>>>>>

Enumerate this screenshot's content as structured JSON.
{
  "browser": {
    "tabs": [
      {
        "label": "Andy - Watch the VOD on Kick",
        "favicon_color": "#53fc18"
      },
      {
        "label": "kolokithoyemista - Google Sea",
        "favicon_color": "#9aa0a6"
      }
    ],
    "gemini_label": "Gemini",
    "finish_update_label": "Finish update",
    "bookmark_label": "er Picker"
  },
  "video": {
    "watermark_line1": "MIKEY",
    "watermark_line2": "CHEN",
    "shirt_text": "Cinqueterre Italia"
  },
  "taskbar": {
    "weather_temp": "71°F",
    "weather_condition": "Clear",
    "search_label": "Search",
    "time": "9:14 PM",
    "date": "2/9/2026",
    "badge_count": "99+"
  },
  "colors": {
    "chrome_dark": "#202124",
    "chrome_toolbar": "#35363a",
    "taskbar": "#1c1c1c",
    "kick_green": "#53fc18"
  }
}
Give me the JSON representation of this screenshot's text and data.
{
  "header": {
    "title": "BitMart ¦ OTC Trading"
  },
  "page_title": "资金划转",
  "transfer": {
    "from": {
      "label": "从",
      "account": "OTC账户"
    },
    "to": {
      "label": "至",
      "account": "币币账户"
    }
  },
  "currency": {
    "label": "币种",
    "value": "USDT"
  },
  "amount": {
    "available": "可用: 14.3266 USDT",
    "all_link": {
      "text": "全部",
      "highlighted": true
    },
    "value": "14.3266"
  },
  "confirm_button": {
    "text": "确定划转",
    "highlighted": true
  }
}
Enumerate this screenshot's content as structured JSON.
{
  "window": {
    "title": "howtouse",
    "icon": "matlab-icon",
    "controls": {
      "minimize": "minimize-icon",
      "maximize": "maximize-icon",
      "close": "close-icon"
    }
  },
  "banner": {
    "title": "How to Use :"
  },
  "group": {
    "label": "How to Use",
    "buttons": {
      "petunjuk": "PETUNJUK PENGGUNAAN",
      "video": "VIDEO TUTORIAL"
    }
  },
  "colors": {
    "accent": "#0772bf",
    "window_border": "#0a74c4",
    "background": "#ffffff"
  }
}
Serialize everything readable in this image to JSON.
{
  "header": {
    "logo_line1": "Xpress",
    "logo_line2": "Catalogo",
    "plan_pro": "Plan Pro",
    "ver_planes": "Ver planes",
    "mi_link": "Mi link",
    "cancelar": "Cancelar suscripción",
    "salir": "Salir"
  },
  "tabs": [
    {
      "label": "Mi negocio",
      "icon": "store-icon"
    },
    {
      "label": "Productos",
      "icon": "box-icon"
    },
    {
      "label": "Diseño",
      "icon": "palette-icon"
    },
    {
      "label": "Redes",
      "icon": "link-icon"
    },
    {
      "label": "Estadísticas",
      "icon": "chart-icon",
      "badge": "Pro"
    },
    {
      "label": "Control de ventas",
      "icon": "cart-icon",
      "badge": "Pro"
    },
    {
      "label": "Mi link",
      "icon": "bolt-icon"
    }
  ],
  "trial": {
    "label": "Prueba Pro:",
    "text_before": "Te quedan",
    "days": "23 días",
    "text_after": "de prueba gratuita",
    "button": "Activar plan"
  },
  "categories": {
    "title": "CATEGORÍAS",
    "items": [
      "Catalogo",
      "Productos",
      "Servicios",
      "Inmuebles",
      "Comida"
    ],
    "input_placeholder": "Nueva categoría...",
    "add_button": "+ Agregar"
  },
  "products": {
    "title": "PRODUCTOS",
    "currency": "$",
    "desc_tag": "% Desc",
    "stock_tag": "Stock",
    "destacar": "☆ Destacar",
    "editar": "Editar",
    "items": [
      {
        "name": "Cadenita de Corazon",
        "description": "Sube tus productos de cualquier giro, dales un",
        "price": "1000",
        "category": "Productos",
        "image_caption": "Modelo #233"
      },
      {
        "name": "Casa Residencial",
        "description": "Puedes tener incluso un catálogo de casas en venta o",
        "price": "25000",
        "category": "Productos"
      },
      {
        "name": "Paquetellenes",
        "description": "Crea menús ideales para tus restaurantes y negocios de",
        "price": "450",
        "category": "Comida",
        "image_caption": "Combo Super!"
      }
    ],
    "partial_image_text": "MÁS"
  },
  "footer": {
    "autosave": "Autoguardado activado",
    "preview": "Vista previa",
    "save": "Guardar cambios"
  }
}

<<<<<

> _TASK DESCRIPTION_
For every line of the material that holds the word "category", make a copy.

> _RESPONSE BOX_
        "category": "Productos",
        "category": "Productos"
        "category": "Comida",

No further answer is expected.